Trial certificate guide | ACMA

Trial certificate guide

This guide provides assistance to potential applicants for a trial certificate. It outlines the Australian Government’s telecommunications policy framework as it applies to trial certificates. Applicants should make their own enquiries about their legislative and other obligations.

Purpose of trial certificates

Trial certificates enable industry participants to trial the technical and commercial feasibility of their networks and services for a period of up to six months without the need to acquire a carrier licence. This period can be extended for a further six months on application. Following the conclusion of the trial certificate period, the owner of the network unit(s) is required to either comply with the standard carrier licensing requirements or decommission the network unit(s).

The requirement to obtain a carrier licence with its associated regulatory and administrative costs is seen as a barrier to the trialling of networks and services. In 2019 the minister made the Telecommunications (Carrier Licence Exemption - Trial Network Units) Determination 2019 under subsection 51(1) of the Telecommunications Act 1997 (the Act) removing the requirement for owners of network units used for trials to hold a carrier licence, or for a nominated carrier declaration to be in force, where the ACMA has issued a trial certificate.

The minister’s Determination gives the ACMA discretionary powers to determine whether the applicant’s network unit(s) is used solely for a trial and to issue a certificate for a proposed trial.

Submitting an application

An application for a trial certificate must be made on the ACMA T056—Application for trial certificate form. There is no charge for a trial certificate application.

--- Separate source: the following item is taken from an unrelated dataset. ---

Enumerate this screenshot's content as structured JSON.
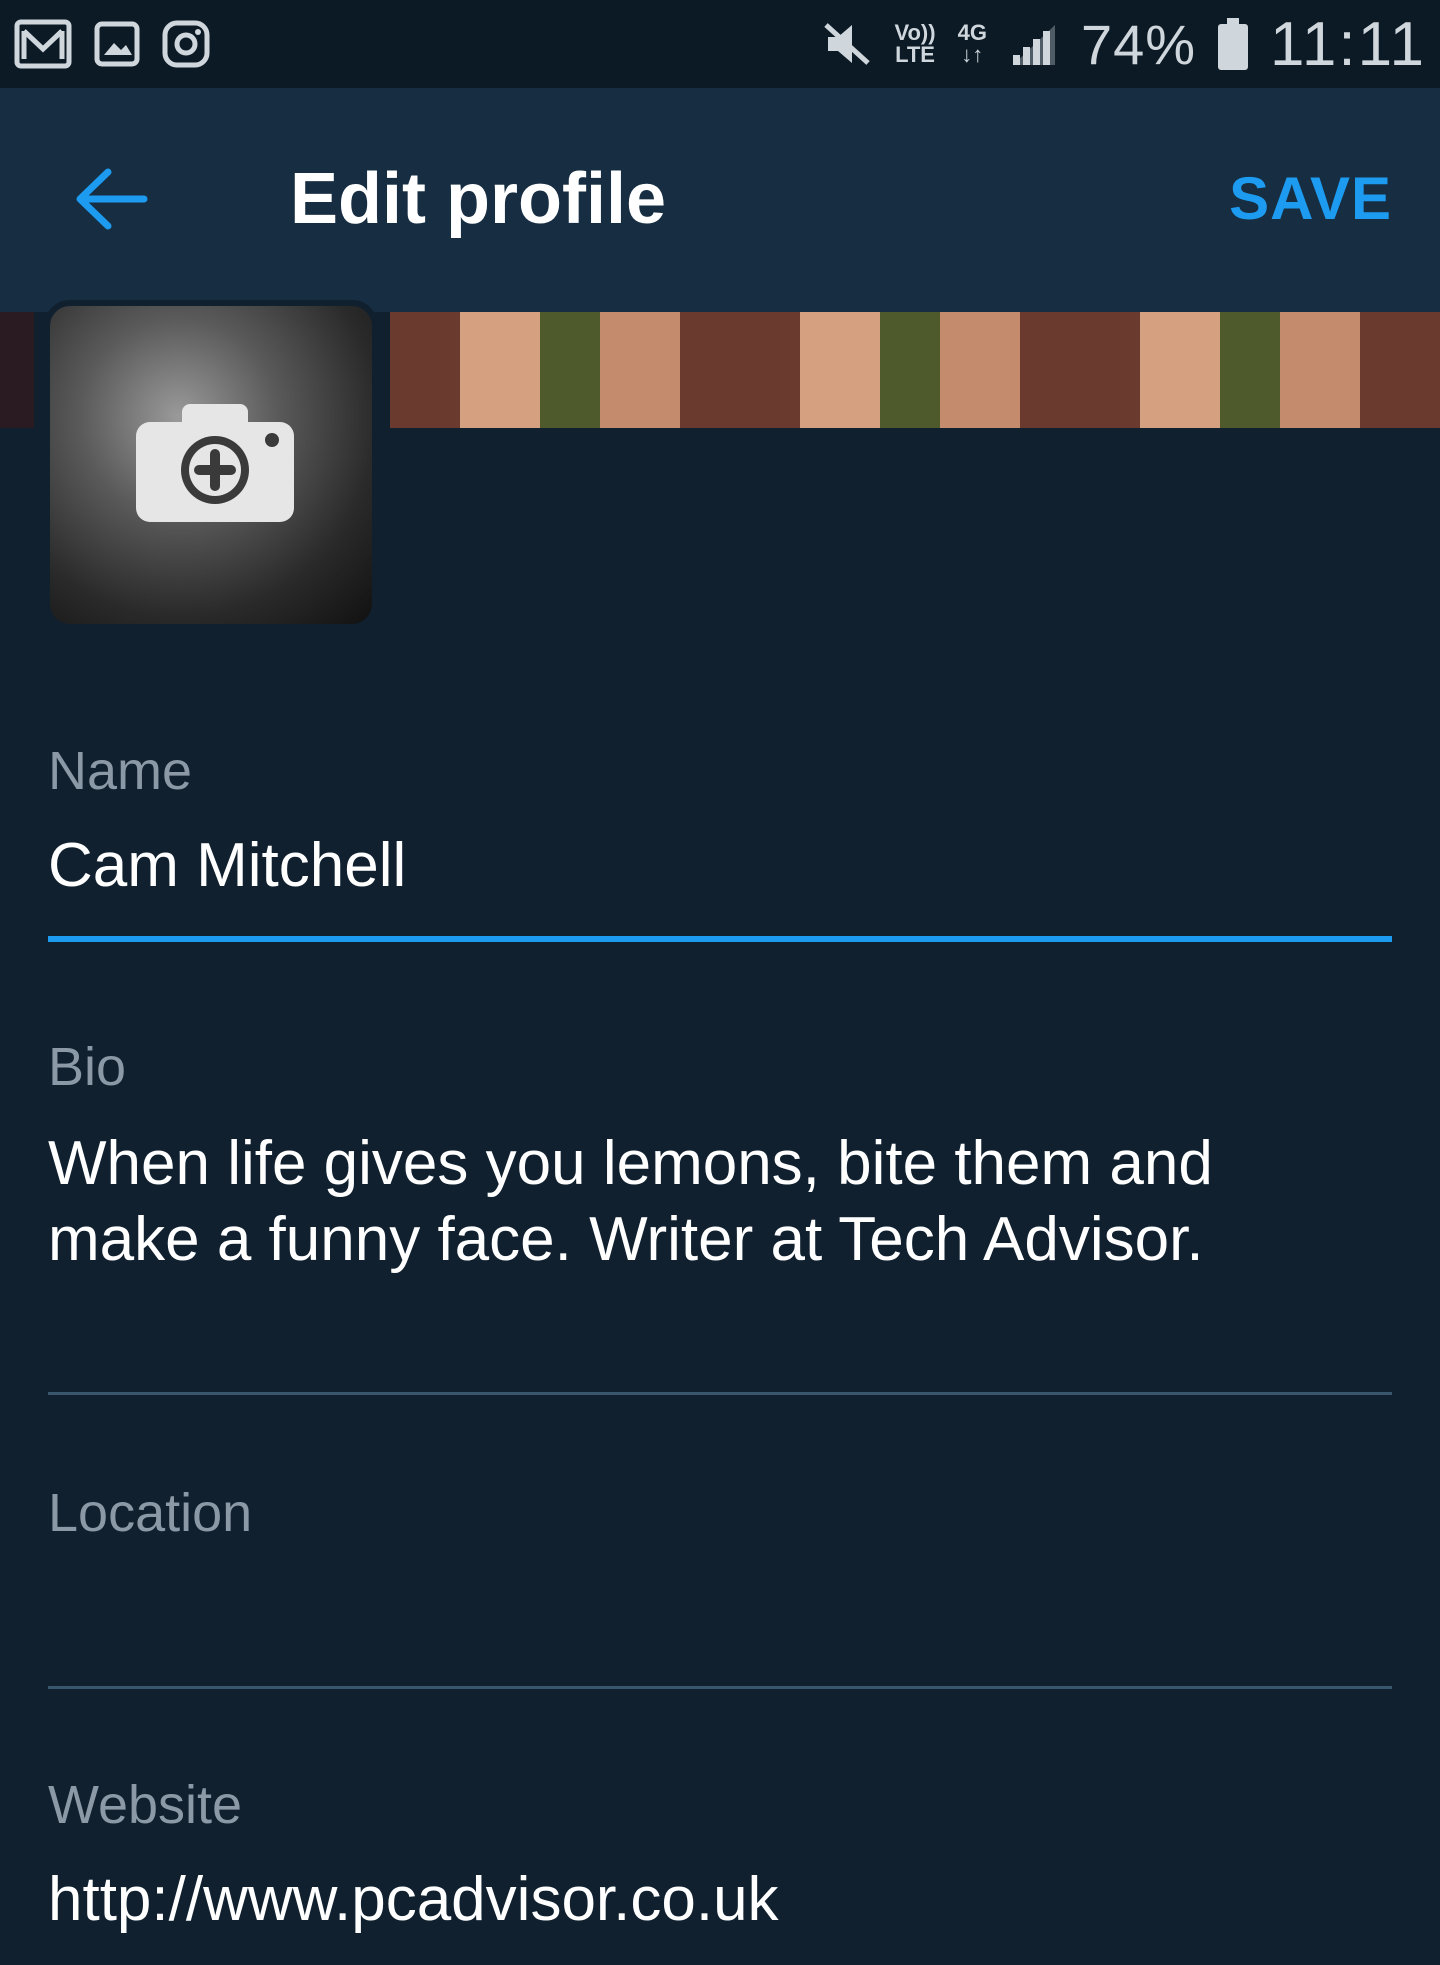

Completed applications and any necessary supporting information or documentation should be submitted to:

The Manager
Networks and National Interests Section
Australian Communications and Media Authority
PO Box 13112
Law Courts Melbourne VIC 8010

Time frame

A decision by the ACMA to issue a trial certificate, which effectively exempts the owner of a specified network unit(s) from the regulatory framework for a period not exceeding six months, requires careful and detailed consideration.Although there is no legislative time frame within which the ACMA is required to make a decision, the process typically takes about 45 business days. In certain circumstances, additional information or consultation may be required.

Assessing your application

The ACMA will assess your application for a trial certificate against a number of criteria:

  • the duration of the trial
  • any previous trials for a similar service
  • the reasons for the trial, including whether it is to evaluate technical feasibility or commercial prospects
  • the effect on competition of the trial
  • any charges to end users participating in the trial
  • whether the size of the trial would unreasonably affect the revenue of a carrier
  • any other matters the ACMA considers relevant.

These criteria guide the ACMA in determining whether the application relates to a valid trial, if the trial will have a commercial impact on other industry players and if there are any significant risks in granting the trial certificate.

The ACMA will treat the information you have supplied as commercial-in-confidence, where appropriate, and will not disclose it except as required by law.

Obligations of applicants

While the trial certificate removes the requirement under section 42 of the Act regarding carrier licensing, it does not remove any legislative obligations of carriage service providers.

Carriage service providers are defined as those who use a telecommunications network to provide services to the public. Applicants should familiarise themselves with carriage service provider requirements by reading the Guide to service provider obligations.

When considering an application, the ACMA requests assurances from applicants that the trial network will comply with the Telecommunications Act 1997, the Telecommunications (Consumer Protection and Service Standards) Act 1999, the Telecommunications (Interception and Access) Act 1979 and, where the applicant is providing voice services, the Telecommunications (Emergency Call Service) Determination 2009.

The ACMA may also require assurances about other parts of the Act or other legislation on a case-by-case basis.

Scope of the trial certificate

The ACMA may also require assurances that the scope of the trial limits or prevents the carrying out of certain activities. For example, the trial certificate may specify a maximum scope or scale to ensure that the trial remains a ‘genuine’ trial. Extension beyond the scope specified in the certificate at any time may result in its revocation.

Extension to a trial certificate

A trial certificate comes into force on the date that it is issued and remains in force until the end of the period specified in the certificate. A trial certificate-holder may apply to the ACMA for an extension of its trial for a period not exceeding six months, effective from the expiry of the original certificate. The ACMA will consider a number of issues including the commercial impact on other industry players before issuing an additional certificate to extend the time of the trial period.

Report on trial

The ACMA asks all successful applicants to provide a full report on the results of the trial within 28 days of its conclusion. The ACMA uses this information when considering future trial certificate applications for similar networks. Specifically, advice is sought about:

  • the technical and commercial viability of the service
  • the details of any technical problems and how the applicant considers these problems may be dealt with
  • the number of complaints that were directly related to the technology used during the trial, and a brief explanation of how each of these complaints were dealt with
  • whether the applicant believes that the trial would lead to further deployment of its service under a carrier licence. If the answer to this question is no, the arrangements for decommissioning and removing the infrastructure deployed during the trial should be specified.
Further information

For further information about the trial certificate application process, please contact the ACMA’s Networks and National Interests Section on 1300 850 115 or by email at

Last updated: 27 May 2019